THIRTY-seven out of 50 - hmm, that's not bad, but does it make me a 'real' man?

A survey commissioned by bookmaker William Hill consists of 50 questions designed to measure one's manliness against.

Quite why William Hill feels the need to measure such a thing is beyond me, but it piqued my interest.

Yet, having completed the 50 questions, I must admit I am no nearer to being able to define myself as a 'real' man.

Yes, based on my answers to the questions, and solely on that, I'm pretty manly. But have William Hill set the bar a little low?

Things didn't get off to a great start. Apparently, a 'real' man knows the date of his wedding anniversary without having to think about it. I'm not married however, and all I can muster is the date that Lady Weekender and I moved in together.

I know it without having to think about it though, and I'm pretty confident I would know the date of my wedding anniversary too. In fact, if my other half had not been so set against the idea of marriage, we would have been married years ago.

OK, tying the knot in the centre circle at the Pride Park home of Derby County is not every woman's idea of an ideal wedding venue, but we all have our dreams, don't we?

A 'real' man also knows how to tie up a tie. I can tie a tie, and it looks fine, but I know there are several ways, and on a couple of occasions over the years I have narrowly avoided being sucked into debate over the relative merits of Windsor and other knots.

But the unspoken inference gathered from these near misses is that some knots are considered more manly than others.

Another question I paused over was about knowing the right amount of aftershave to use. Impossible to answer for me, because I don't use it.

But pondering on it, my mind wandered back to those preposterous 1970s Brut adverts on TV - and there were other aftershaves, the names of which escape me - in which hairy-chested hunks appeared to empty almost the entire contents of the bottle onto their faces without wincing as the foul stuff came into contact with their razor-roughened skin.

Maybe in this context, being a 'real' man is not showing how damn painful this can be.

Another question I stumbled over concerned knowing when to accept defeat and apologise. I am quite happy to do these things, but at what point in this process does 'wuss' turn into 'real' man?

In the end I accepted defeat, and if that sounds lame, I apologise, hopefully like a 'real' man.

Another two tests of 'real' manliness, according to the survey, are knowing that when a woman says "I’m fine" she isn't, and when a woman says "do what you want", she doesn't want you to.

Potential minefields both, but I didn't fall for this one, because both sound like examples of the sort of sexist rubbish a (possibly) 'real' man might include in a survey like this.

No, I don't know which way is north (without a compass, though does having one make one a 'real' man?); no, I don't know how to change the oil in a car (but I do know how to change a battery, what was another survey question); no, I don't know how many miles are left after the petrol light goes on, but that's because I always make sure to fill up straightaway (too wussy?); I don't how to tune a television, but might be able to with an instruction booklet (again, too wussy?); I also had to say "no" to knowing how to fix a toilet, but really, it depends on what exactly is wrong with it; and no, I don't know the words to the national anthem, from whatever part of the UK it stems (does not being particularly patriotic bar me from being a 'real' man?).
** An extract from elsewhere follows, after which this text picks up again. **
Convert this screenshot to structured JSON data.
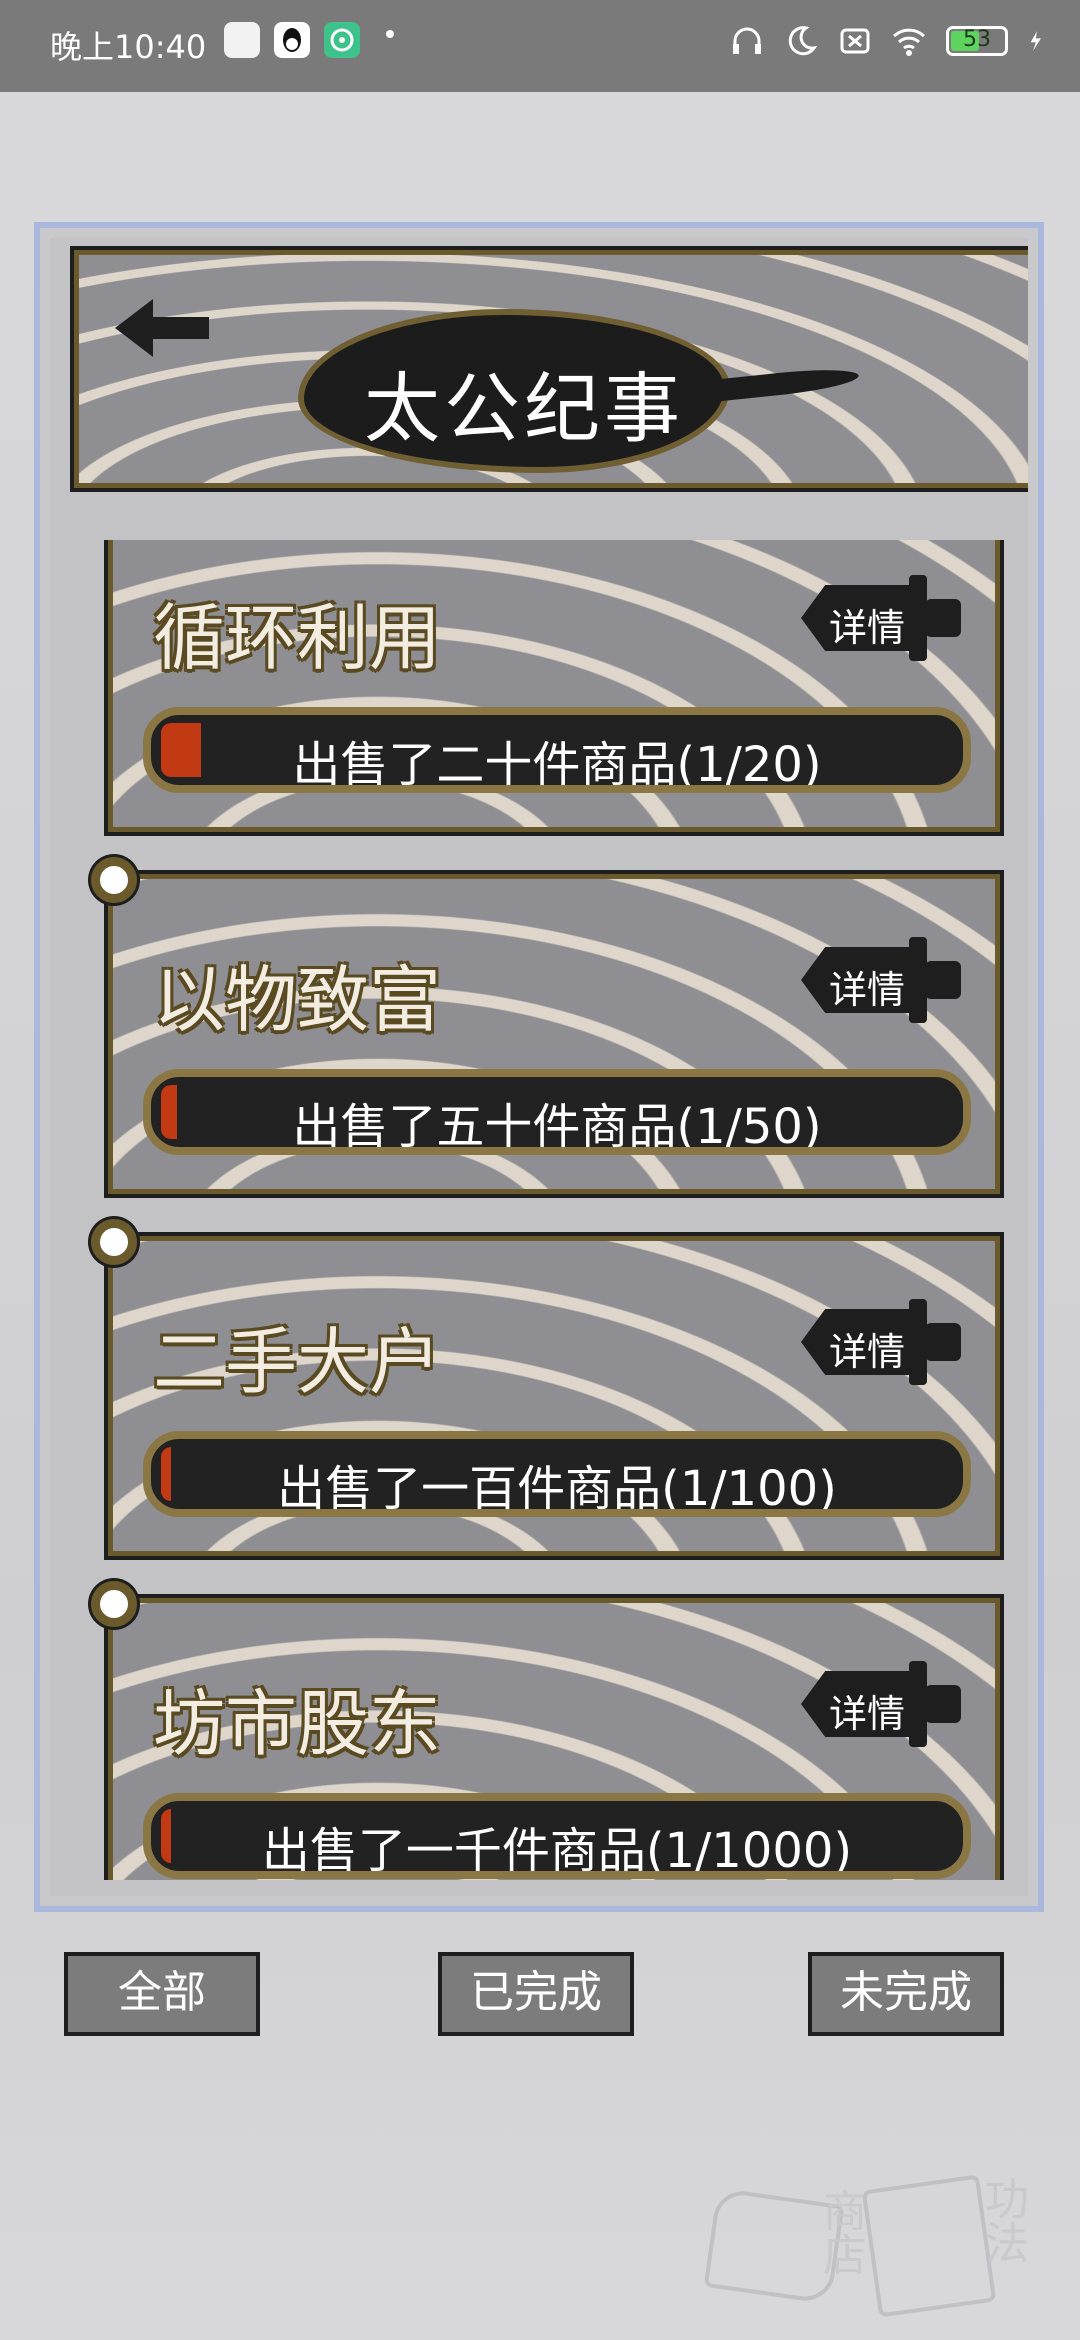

I can however, perform basic (and not so basic) DIY; I can change a lightbulb; I can read a map; I know my partner's favourite drink; I know how to iron a shirt; I know how to change a tyre; I know how to put up a shelf (surely that is basic DIY?); I know how to polish my shoes; I know the offside rule (but would not want to send someone to sleep explaining it); I know how to fix a bike puncture, jumpstart a car and parallel park; I know the difference between ale and lager (who doesn't?); I know my own height; I know how to drive in snow; I know how to light barbecue; I know what the football scores were at the weekend, what the biggest recent football transfers were, and which team is favourite to win the Premier League; I know how to build a fire, put up a tent, and change a nappy.

Which makes me sound like I know a lot of practical stuff and have a head full of sports chit chat.

A 'real' man? In this post hunter-gatherer, post-Brut splashing, world, I just might qualify.